▶ **Problem details**:
Omit images. Retype all entries verbatim.

▶ **Entries provided**:
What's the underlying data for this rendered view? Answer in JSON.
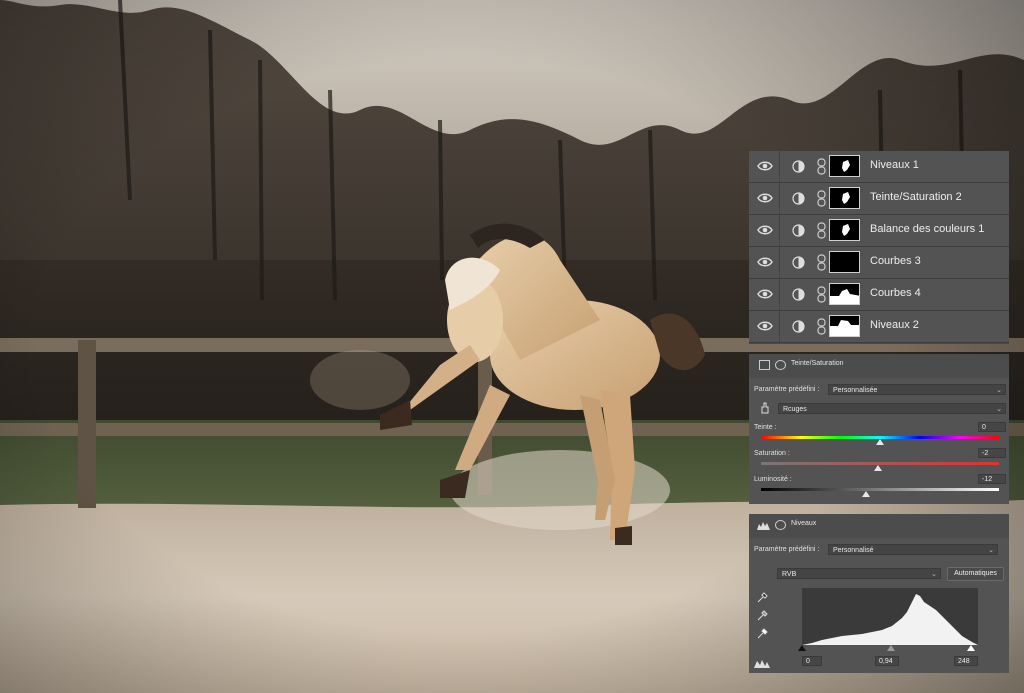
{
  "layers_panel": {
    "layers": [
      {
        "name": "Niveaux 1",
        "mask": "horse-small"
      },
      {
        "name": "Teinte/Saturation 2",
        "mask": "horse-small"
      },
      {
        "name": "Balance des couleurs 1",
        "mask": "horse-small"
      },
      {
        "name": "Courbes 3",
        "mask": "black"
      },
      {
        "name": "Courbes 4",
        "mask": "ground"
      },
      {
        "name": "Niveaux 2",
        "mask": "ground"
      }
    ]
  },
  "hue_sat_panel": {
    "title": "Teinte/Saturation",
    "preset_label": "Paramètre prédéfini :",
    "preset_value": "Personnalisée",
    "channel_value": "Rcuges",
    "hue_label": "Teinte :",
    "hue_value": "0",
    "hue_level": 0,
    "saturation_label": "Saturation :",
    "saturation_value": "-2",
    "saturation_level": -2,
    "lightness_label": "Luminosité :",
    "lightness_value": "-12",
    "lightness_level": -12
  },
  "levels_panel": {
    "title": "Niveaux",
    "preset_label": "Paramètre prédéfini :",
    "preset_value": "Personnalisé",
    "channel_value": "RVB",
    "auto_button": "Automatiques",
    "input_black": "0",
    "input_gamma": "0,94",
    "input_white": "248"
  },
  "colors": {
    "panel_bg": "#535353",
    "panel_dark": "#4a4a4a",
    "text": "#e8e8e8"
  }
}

▶ **Output for this exercise**:
What's the underlying data for this rendered view? Answer in JSON.
{
  "layers_panel": {
    "layers": [
      {
        "name": "Niveaux 1",
        "mask": "horse-small"
      },
      {
        "name": "Teinte/Saturation 2",
        "mask": "horse-small"
      },
      {
        "name": "Balance des couleurs 1",
        "mask": "horse-small"
      },
      {
        "name": "Courbes 3",
        "mask": "black"
      },
      {
        "name": "Courbes 4",
        "mask": "ground"
      },
      {
        "name": "Niveaux 2",
        "mask": "ground"
      }
    ]
  },
  "hue_sat_panel": {
    "title": "Teinte/Saturation",
    "preset_label": "Paramètre prédéfini :",
    "preset_value": "Personnalisée",
    "channel_value": "Rcuges",
    "hue_label": "Teinte :",
    "hue_value": "0",
    "hue_level": 0,
    "saturation_label": "Saturation :",
    "saturation_value": "-2",
    "saturation_level": -2,
    "lightness_label": "Luminosité :",
    "lightness_value": "-12",
    "lightness_level": -12
  },
  "levels_panel": {
    "title": "Niveaux",
    "preset_label": "Paramètre prédéfini :",
    "preset_value": "Personnalisé",
    "channel_value": "RVB",
    "auto_button": "Automatiques",
    "input_black": "0",
    "input_gamma": "0,94",
    "input_white": "248"
  },
  "colors": {
    "panel_bg": "#535353",
    "panel_dark": "#4a4a4a",
    "text": "#e8e8e8"
  }
}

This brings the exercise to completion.